Its clear that meditation and mindfulness have, over the last few years become a major area of scientific investigation.
On the whole this is a good thing because it has taken this very ancient practice back into the main stream. And if there ever was time we needed to reconnect with essentially human practice – its NOW!
However go to any mindfulness conference these days and almost all presenters will show you a picture of a working brain, a Buddhist monk sitting in a scanner and a set of graphs showing something or other…
There is lots of talk on how meditation practice changes brain structure and mass. How it repairs and builds neural pathways. There is also lots of talk about emotional intelligence, kindness and compassion.
This is all good stuff but the concluding analysis is limited staying very much on the surface. Many scientists have trouble with the C words – There are two of them:
From where I am sitting they are pretty much the same thing.
But much scientific analysis on meditation resists defining these essential forces, which makes for a bland definition and shallow analysis of what is happening in meditation and why we do it.
It’s all a question of what consciousness and creativity are and where they come from? Many scientists will tell you they are functions of the brain. Others will tell you it’s the other way around. The brain is a manifestation of creative consciousness. That’s the whole point of meditation. To open up to deeper level of being and know that unitive experience.

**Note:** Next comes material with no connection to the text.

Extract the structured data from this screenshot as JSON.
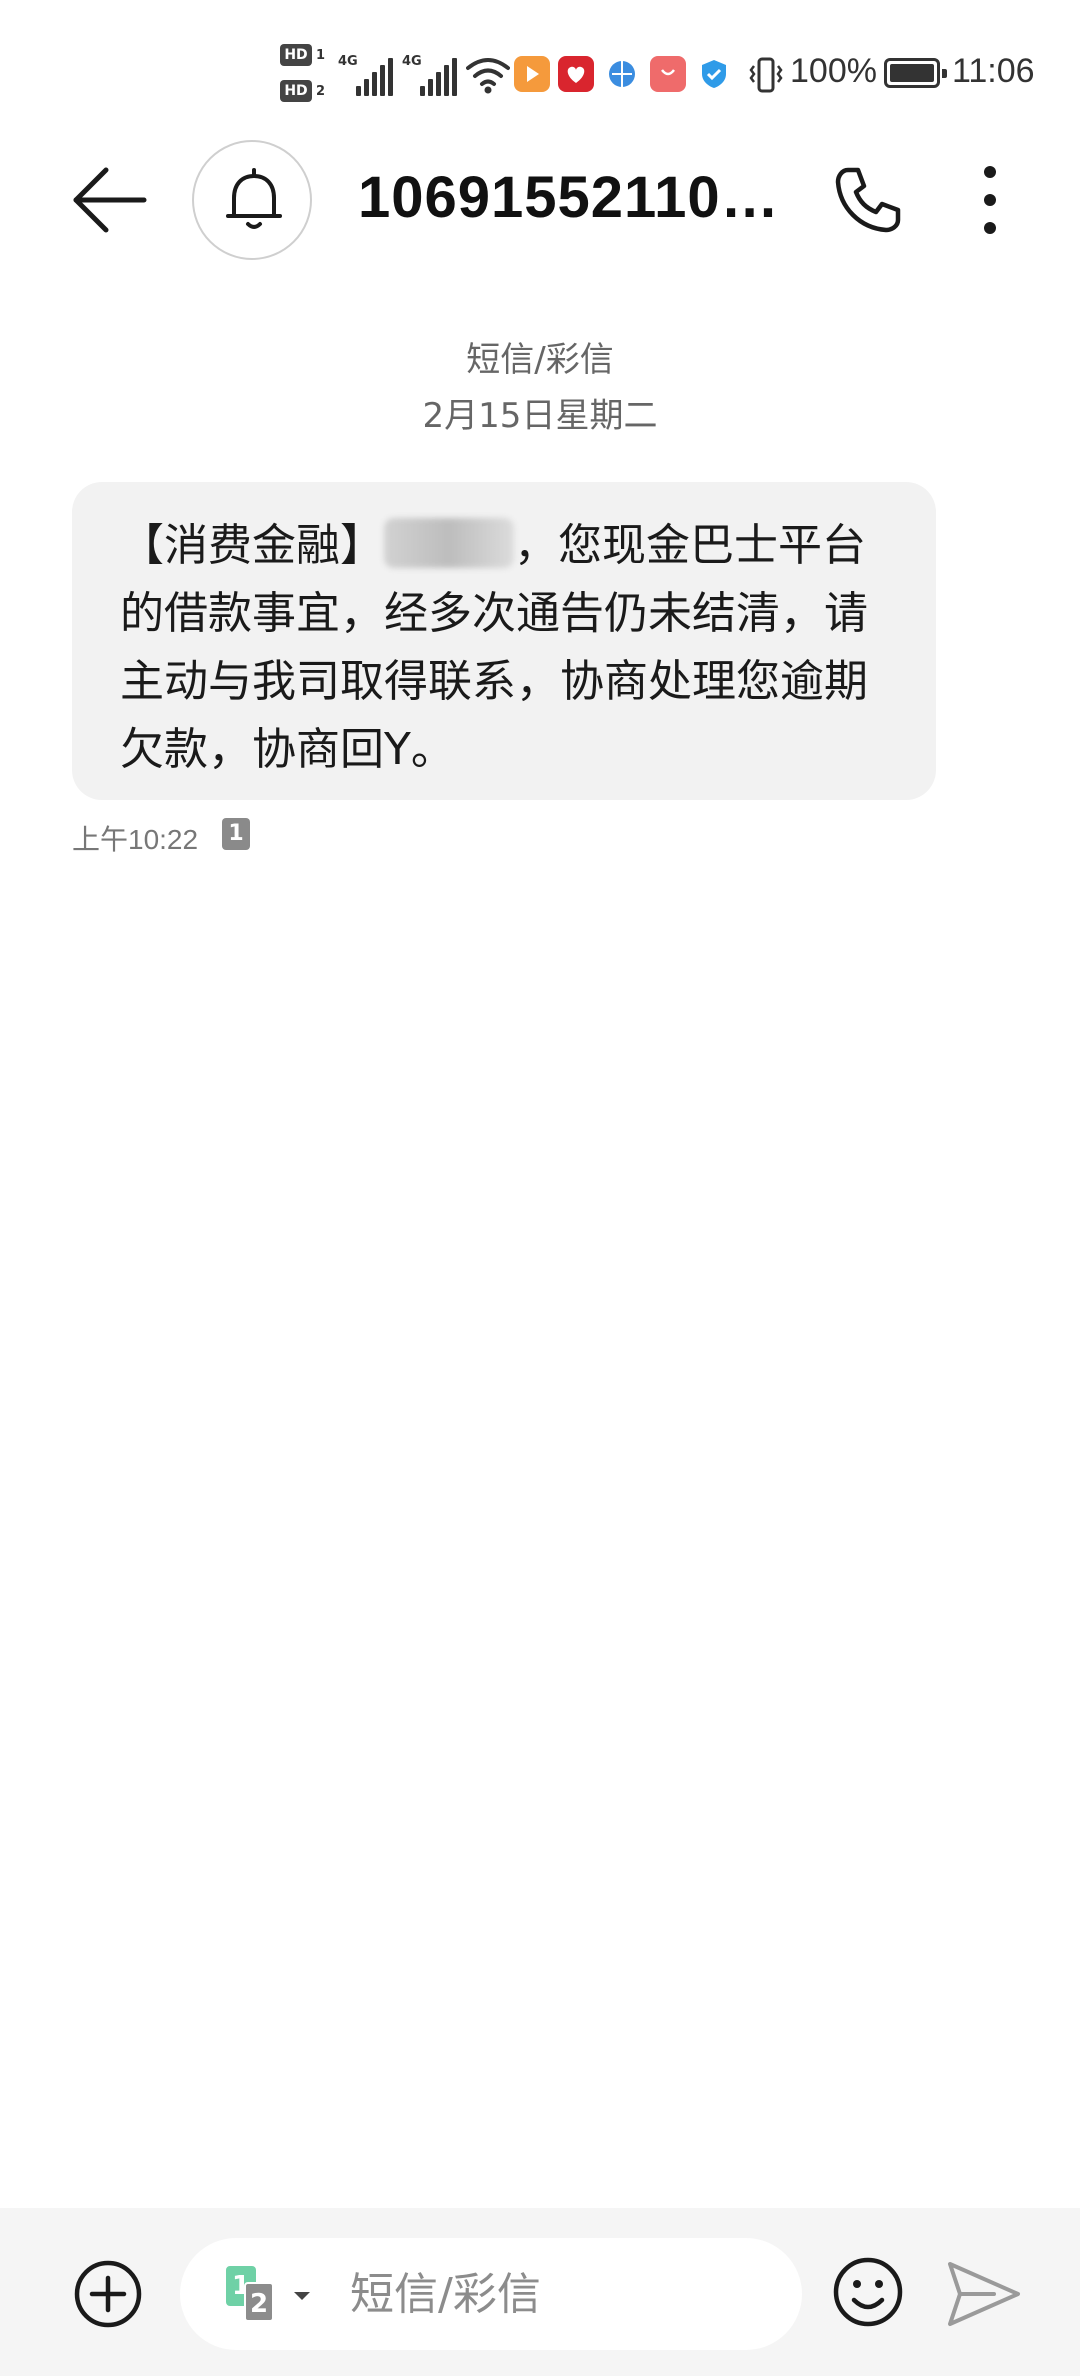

By just assuming from the start, that everything happens in brain and that its the source of consciousness and creativity limits a really profound analysis of what is really happening and cuts across what is the experience on many long term meditators, artists, designers etc… Its a little like looking for the source of your favourite radio station inside you radio.
Its not there!
Science tells how the world works. Art tells us why the world works.
Now think about the question?